Aru’s situation became dire in the lead-in to the Mur de Péguère. At one point he relied on Louis Meintjes’s UAE Team Emirates to keep the Landa/Contador move in check.
Of course, Aru was not the only rider with diminished reserves. Quick-Step’s Dan Martin, who came into the stage in fifth position, was nursing a sore back after a crash on the stage 9 Mont du Chat descent. Martin spent much of the final climb tapping out a brutal tempo on the front. He feared a start-and-stop battle among the GC favorites. The tempo neutralized attacks for much of the climb. When the group finally began to attack, they were simply too near the top to go clear.
The gaps were so small that Martin eventually caught back on.
“I can’t get out of the saddle, so I didn’t want those accelerations — I’d get dropped,” Martin said. “I basically did a time trial on that climb because I knew that if I’m suffering, everyone else is too.”
Would the stage have exploded had riders been 100 percent? It’s doubtful. Cataldo and Fuglsang could have revved the pace up the first two climbs to squash the early moves. The GC favorites would have likely battled up the final climb, however the time gaps would have been small. And a full-strength Martin would have saved his legs for an attack, rather than neutralizing the group with the blistering pace.
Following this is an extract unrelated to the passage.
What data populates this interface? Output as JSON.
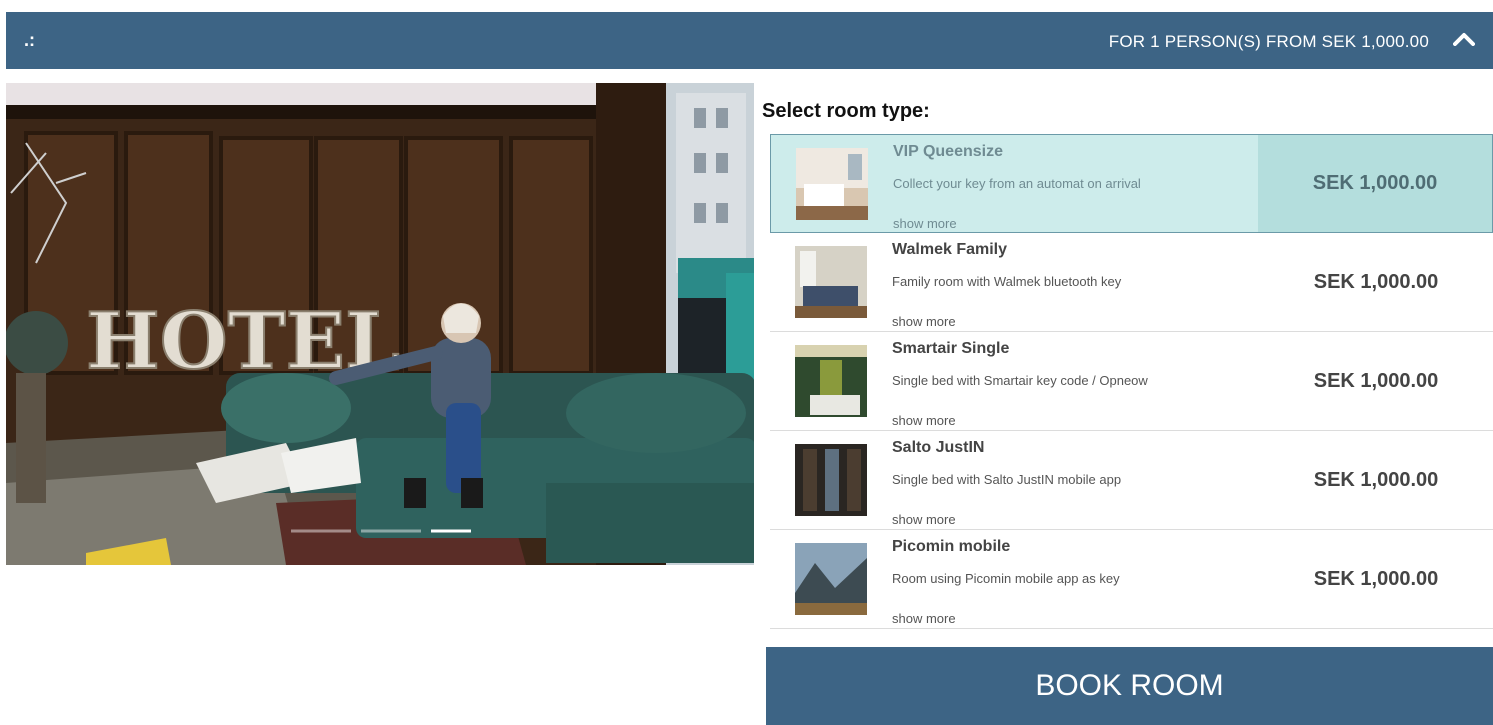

As is custom, every Frenchman wants to win on Bastille Day. I assume that stage winner Warren Barguil (Sunweb) will now receive a lifetime supply of snails and cigarettes.
It was no surprise to see Thomas Voeckler (Direct Energie) and Barguil sprint away from the peloton at kilometer zero and hold a tenuous gap for the first few kilometers. It was also not surprising to see Sylvain Chavanel (Direct Energie) then attack after the group reeled in his countrymen.
The early pressure from French riders undoubtedly stung the group. When Barguil went away again — this time with Quintana — he was hyper-motivated to make the break work. And it did, as the duo eventually joined with the first escapees, Contador and Landa.
Would a French rider with Barguil’s climbing prowess have attacked with such élan had the stage not fallen on their national holiday? We can only guess.
Aggression from Sky
It was impossible to predict whether cycling’s strongest team, Team Sky, would be on the offensive or defensive for stage 13. In an alternate scenario, Sky could have simply set its typical eye-bulging tempo across 101 kilometers to protect Froome’s lead.
Lucky for us, Sky was forced to be frisky.
I recommend reading Caley Fretz’s story on Team Sky’s tactics, which saw Landa in the day’s first big move and Michal Kwiatkowski in the second attack.
“We forced Aru to work to close that gap, and then Chris could come over the top,” Landa said after the stage. “We’re doing something big here, and we are both high in the GC. We’ve seen Astana, we can see that they’re weak, so it’s better to have two of us high on the GC.”
Since 2012, we cycling fans have watched Team Sky play a brand of Tour defense that, at best, is an impressive display of domination. At worst, it is paint-dry boring. So watching Froome and co. be forced to attack delivered a much-needed boost of entertainment.
That was, by far, the most important component in Friday’s battle. It is why we should not expect to see that level of excitement simply from short stages. There need to be some extra ingredients to create a recipe for excitement. Even the riders seemed to understand that the day had produced a good watch.
“I enjoy days like today where you can really get stuck in and give it a go,” said Orica-Scott’s GC rider Simon Yates. “It was a short stage, very aggressive and I’m sure it was exciting to watch.